Since the canopy will be closed, I’ve decided to go with the decals for cockpit. There’s also an option to paint the lovely alternate plastic parts, full of tiny details which look really really good.
Simple trick for landing lights – use kitchen aluminum foil to cover the back of the light…
…effect will be like the real thing and better than any paint.
a few pieces of the exhaust waiting to be put together…
Although some say decals look too flat, I don’t see quality made cockpit decals any worse than prepainted photo-etch parts. And they are perfectly acceptable for closed canopy build.
The back of the pit is also nicely made and darker wash brings out all the lovely details. Unfortunately with the seat installed, there won’t be much to see.
The narrow seam when joining fuselage and wings has been mentioned before. It is maybe 0.1mm wide so it shouldn’t be too tough to fix. I also experienced the seam on the front fuselage halves joints – Luckily, scraping some plastic off the not visible parts of cockpit tub and front wheel well remedied that.
This upper part on the nose that comes wedged between fuselage halves didn’t want to sit properly – it fit in the windshield area, but not at the front – some puttying and sanding was required to fix it. It could have been my doing, but I remember I had some problem with the same part in 1:48 as well.
That gap, that appeared on all builds so far didn’t require anything else but a little smear of putty at both ends near the wing joins. As you can see, after I applied some glue, it transformed into a normal looking panel line.
Interesting solution for the exhaust – instead of usual two-halves approach which requires seam clean up, this 1:72 version comes with a single-piece exhaust… Maybe slightly thick but should it this time.
Ejection seat looks really nice out of the box, but lacks harnesses and ejection seat handles. Harnesses are provided as decals but since decals are way too thin to look good, I decided to cut out the decals and attached them to the seat with CA glue. Ejection seat handles were made out of soldering wire.
Cockpit more or less finished. Just to add the gunsight recorder and that’s it.
Model is now all built up and ready for some primer.
I’ve heard so much good stuff about Stynlrez primer that I had to give it a go! Used the easily available Mig One Shot primer (rebranded Stynlerez) and was pretty pleased with the result.
Next came some detail painting like dielectrics and intake nose ring, followed by a coat of Alclad Aluminum.
I hate masking so much but do it carefuly and patiently and you will be rewarded.
And main paint job finished – I’ve used Magnesium for darker panels and some fuselage streaking and then blended it in with misting the Aluminum.
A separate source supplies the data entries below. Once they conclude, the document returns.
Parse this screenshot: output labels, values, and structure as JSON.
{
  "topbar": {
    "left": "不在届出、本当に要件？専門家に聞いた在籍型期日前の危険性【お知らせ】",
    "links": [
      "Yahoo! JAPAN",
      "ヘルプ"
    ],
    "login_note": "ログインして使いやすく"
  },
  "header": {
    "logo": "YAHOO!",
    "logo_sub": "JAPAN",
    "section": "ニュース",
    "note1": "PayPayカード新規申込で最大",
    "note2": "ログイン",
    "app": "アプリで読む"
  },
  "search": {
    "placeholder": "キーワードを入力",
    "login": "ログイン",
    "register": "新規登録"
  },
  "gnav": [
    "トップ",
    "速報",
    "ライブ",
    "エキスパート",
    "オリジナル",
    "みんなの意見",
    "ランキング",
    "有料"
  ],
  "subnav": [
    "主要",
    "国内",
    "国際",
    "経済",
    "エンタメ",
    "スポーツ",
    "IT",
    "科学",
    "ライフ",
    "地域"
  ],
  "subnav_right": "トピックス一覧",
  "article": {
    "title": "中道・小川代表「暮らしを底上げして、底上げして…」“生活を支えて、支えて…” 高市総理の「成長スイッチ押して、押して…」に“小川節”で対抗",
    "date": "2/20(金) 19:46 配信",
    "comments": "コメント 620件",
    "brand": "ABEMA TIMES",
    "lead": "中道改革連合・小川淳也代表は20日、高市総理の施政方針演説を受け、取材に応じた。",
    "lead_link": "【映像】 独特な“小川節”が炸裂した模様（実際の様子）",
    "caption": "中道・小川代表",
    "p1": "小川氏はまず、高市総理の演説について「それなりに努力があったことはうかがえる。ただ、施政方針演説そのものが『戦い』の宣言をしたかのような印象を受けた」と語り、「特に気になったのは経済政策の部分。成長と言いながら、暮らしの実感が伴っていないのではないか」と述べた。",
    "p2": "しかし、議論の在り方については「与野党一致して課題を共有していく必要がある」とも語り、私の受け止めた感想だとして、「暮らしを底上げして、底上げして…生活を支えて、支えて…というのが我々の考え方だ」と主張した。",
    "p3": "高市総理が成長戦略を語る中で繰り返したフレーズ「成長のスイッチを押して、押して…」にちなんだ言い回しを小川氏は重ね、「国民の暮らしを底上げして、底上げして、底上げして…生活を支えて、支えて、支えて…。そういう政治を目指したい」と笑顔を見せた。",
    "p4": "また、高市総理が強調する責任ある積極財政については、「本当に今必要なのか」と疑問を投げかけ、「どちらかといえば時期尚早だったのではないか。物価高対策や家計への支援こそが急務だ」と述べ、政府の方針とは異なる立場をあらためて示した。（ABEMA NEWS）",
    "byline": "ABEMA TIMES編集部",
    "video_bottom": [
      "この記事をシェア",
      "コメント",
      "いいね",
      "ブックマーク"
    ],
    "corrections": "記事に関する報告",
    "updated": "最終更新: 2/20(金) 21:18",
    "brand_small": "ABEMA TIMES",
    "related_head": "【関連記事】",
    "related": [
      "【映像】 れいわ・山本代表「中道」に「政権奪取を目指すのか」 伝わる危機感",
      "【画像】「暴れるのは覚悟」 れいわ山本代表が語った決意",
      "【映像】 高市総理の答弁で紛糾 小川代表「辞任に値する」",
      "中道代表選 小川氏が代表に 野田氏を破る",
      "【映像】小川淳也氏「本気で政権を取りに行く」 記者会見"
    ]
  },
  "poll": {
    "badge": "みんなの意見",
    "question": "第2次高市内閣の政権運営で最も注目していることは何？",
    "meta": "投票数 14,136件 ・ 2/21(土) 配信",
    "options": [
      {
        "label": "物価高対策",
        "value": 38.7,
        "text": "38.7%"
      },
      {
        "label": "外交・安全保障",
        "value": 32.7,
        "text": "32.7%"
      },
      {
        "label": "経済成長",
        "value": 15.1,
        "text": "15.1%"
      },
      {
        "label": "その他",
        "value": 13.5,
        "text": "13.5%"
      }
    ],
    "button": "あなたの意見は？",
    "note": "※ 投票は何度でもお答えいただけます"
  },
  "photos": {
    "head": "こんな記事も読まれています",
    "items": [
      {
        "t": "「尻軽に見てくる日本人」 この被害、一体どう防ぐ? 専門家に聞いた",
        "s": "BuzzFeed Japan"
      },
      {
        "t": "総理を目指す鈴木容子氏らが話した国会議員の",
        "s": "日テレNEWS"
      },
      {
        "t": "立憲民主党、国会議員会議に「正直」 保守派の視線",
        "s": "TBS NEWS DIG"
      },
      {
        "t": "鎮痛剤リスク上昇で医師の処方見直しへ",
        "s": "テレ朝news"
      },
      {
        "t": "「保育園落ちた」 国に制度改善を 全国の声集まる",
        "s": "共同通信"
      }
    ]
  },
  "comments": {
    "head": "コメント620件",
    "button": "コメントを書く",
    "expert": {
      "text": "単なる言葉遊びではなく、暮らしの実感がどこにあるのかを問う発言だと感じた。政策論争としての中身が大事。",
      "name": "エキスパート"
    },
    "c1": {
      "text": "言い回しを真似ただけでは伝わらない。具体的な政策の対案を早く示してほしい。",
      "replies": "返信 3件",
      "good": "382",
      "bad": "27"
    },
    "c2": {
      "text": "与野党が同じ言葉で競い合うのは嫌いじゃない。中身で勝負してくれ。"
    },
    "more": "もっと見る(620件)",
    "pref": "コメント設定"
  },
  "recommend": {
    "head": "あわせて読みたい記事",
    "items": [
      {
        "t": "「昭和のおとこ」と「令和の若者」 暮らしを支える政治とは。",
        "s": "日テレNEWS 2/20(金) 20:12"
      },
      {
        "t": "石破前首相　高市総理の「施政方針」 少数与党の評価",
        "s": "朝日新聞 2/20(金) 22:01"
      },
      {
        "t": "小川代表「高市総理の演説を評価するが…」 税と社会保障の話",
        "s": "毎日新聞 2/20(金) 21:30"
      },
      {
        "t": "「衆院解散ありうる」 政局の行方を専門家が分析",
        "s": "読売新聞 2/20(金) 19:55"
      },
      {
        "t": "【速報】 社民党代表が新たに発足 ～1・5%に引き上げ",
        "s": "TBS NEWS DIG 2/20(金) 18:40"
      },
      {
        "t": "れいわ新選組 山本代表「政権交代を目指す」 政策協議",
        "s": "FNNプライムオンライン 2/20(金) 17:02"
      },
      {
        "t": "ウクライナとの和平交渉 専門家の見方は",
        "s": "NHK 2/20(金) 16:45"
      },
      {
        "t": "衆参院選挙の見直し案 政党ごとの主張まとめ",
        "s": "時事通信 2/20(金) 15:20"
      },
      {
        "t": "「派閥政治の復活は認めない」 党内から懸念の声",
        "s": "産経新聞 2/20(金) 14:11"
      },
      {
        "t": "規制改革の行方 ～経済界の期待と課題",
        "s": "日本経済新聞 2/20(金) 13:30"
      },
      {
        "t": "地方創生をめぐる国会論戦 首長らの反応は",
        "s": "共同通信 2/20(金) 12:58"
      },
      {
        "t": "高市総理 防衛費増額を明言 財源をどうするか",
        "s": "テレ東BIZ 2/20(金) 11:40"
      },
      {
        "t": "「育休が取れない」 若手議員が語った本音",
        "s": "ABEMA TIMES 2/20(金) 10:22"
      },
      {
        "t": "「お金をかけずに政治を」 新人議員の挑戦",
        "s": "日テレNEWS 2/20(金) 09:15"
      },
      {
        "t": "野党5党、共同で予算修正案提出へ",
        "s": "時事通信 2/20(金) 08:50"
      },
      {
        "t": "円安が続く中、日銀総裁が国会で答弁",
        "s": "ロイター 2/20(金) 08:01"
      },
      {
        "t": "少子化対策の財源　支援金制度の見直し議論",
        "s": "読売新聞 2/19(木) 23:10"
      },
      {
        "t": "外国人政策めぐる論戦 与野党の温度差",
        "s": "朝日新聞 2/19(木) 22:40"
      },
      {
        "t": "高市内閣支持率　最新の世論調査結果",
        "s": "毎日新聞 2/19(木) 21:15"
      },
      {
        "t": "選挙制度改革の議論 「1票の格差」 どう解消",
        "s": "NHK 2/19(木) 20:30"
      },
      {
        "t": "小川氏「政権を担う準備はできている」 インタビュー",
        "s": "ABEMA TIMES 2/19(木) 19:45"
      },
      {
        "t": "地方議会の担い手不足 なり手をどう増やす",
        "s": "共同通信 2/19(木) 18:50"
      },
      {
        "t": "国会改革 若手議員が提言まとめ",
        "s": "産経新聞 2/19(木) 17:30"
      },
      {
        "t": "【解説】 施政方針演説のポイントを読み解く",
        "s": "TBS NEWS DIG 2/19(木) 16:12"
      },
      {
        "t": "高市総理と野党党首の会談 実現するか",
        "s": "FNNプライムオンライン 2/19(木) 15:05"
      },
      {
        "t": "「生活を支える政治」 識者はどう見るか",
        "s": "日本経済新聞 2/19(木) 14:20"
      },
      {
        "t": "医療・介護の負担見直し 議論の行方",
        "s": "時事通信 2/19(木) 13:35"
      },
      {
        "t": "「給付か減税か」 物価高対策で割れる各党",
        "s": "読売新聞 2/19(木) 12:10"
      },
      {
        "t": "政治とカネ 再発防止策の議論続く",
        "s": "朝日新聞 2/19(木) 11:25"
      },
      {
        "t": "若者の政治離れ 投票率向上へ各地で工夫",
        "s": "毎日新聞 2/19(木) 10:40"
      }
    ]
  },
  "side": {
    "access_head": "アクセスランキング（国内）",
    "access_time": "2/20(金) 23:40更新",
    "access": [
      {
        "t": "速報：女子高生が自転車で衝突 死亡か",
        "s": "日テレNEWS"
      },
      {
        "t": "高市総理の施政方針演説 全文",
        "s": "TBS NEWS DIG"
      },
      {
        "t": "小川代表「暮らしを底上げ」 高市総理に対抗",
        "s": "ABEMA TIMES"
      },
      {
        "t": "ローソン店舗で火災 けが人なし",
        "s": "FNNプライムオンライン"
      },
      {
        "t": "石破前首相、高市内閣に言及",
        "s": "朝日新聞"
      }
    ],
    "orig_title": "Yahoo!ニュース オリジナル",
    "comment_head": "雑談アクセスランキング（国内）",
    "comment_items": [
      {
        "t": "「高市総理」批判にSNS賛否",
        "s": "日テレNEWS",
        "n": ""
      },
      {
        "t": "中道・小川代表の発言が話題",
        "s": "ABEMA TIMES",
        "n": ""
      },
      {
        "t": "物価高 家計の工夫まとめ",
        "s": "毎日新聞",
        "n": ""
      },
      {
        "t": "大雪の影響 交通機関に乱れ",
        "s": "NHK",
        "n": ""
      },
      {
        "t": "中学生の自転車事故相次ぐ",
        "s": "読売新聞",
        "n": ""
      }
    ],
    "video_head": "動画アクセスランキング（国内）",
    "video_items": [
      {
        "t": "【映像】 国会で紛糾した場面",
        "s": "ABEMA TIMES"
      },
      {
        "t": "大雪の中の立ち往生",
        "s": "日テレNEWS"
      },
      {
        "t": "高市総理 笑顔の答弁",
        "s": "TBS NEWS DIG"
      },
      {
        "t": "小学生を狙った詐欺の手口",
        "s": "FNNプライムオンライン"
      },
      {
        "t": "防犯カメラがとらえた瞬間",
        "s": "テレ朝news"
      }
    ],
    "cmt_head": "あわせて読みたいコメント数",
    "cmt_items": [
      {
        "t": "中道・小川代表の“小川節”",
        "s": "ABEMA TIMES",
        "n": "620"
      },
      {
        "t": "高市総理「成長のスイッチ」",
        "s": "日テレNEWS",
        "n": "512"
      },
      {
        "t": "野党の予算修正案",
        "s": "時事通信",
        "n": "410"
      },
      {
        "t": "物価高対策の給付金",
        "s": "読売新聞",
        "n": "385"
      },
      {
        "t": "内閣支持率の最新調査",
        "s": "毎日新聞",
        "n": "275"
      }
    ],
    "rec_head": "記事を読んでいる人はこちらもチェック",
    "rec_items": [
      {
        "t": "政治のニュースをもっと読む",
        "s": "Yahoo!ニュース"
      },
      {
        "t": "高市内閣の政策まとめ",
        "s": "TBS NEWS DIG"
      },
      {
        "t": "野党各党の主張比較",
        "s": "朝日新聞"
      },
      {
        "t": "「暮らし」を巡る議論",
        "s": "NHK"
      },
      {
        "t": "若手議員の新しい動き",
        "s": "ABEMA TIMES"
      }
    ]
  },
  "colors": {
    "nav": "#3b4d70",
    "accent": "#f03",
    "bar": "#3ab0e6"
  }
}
The effect is very subtle on bright light and a lit more pronounced in low-light situation. I really love painting with Alclads.
Calling this paintjob finished!
It may not show, but after many hours and several hundred (almost) invisible stencils later, the decalling is finished!
Slowly moving towards the finish line! Washes done, landing gear attached, it’s time for a final coat of semi-matt and fixing some final details.